Since this is Lone Star Lit, I always ask what Texas means to writers and their work. Do you think Texas is any more or less welcoming of artists of color and/or identified as LGBTQ-IA? How have you seen this atmosphere change, for better or worse, since you’ve been writing and performing?
I love Texas. I want to make my final home here—but I also love to travel and visit other cities and states. Texas has a complicated history with black people and the LGBTQ community. Unfortunately, it has meant many people who look like me end up in the criminal system. I actively work with my organization, Mano Amiga, to combat those issues. My hope is that it will become more common for people of color and LGBTQ people to receive the dignity and respect they deserve in every county of the state. It’s a long road, but I’m on it because I believe change is possible.
Which Texas writers and artists do you admire and why? How have these writers inspired your own work? Which other poets would you recommend to readers who enjoy your new book?
Some of the Texas poets at the top of my mind right now: Sandra Cisneros, Naomi Shihab-Nye, Cyrus Cassells, Mónica Teres Ortiz, Lupe Méndez, Eddie Vega, and a host of others.

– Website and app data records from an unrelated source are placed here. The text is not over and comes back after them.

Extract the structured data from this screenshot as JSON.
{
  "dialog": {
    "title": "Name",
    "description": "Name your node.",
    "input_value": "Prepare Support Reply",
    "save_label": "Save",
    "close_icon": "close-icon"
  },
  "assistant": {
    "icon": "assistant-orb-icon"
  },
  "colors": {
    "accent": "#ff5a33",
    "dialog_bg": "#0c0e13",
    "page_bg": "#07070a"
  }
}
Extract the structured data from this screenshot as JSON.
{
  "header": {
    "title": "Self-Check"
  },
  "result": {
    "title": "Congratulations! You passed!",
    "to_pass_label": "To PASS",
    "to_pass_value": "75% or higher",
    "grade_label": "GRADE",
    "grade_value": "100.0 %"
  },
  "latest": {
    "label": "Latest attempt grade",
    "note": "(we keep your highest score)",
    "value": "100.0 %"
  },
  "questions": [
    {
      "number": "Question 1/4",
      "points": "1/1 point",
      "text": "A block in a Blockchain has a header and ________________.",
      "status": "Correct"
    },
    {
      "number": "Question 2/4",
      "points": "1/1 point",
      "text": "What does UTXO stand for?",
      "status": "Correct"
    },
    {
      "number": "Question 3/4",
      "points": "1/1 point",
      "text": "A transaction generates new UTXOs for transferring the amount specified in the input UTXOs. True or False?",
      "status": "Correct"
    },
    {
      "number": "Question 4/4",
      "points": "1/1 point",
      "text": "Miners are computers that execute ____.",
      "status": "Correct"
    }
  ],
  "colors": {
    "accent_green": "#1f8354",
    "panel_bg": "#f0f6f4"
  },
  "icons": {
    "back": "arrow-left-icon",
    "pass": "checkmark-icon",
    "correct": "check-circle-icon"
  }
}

Some poets and writers readers you should check? Eve Ewing, Linda Villarosa, Imani Perry, Danez Smith, Xandria Phillips, Oliver Baez Bendorf, Saeed Jones, Morgan Parker, Kiese Laymon, Nicole Shawan Junior, Jami Attenberg, Frank Johnson, Tiana Clark, Natalia Lima, Ada Limon, Rachel McKibbens, and too many more to name!
Can you tell us what’s next for you and your work?
I’m already halfway through a second book of poetry. It’s a look at how the climate crisis is impacting migration and, inadvertently, the carceral system’s treatment of black and brown queer people. I’m pretty excited about it. I’m also working on a memoir-in-essays, which explores my journey from inmate to community organizer. Hopefully, I’ll find a home for both projects very soon.
What books are on your nightstand?
How to Be an Antiracist by Ibram X. Kendi, A Warning by Anonymous, The Water Dancer by Ta-Nehisi Coates, Little Fires Everywhere by Celeste Ng
Faylita Hicks (pronouns: she/her/they) is a black queer writer. She received the Catapult's Inaugural 2019 Black History Month Workshop Scholarship and was a finalist in the 2018 PEN American Writing for Justice Fellowship, the 2018 Cosmonauts Avenue Annual Poetry Prize, and Palette Poetry's 2019 Spotlight Award.
The 2009 Grand Slam Champion of the Austin Poetry Slam, she was a member of the 2008 NeoSoul Poetry Slam Team and won several individual regional competitions. Her visual art has been exhibited in the Texas State University Gallery of the Common Experience and Insomnia Gallery in Houston and featured in Five:2: One magazine.
Faylita is the founder and creative director of Arrondi Creative Productions and an artist on the roster for hip-hop collective Grid Squid Entertainment. In 2017, she was awarded the San Marcos Arts Commission Grant for her monthly event series, SMTX Ripple Market, which provided performance and exhibit opportunities to women, POC, and those identified as LGBTQ-IA.
Her poetry and essays have appeared in or are forthcoming in Slate, Huffington Post, Texas Observer, POETRY magazine, Kweli Journal, The Rumpus, the Cincinnati Review, Tahoma Literary Review, Prairie Schooner, Lunch Ticket, Matador Review, and others.
She received her MFA in creative writing from Sierra Nevada College's low-residency program and lives in San Marcos, Texas. She is currently at work on a memoir. Hoodwitch, published in October 2019 by Acre Books, is her first poetry collection.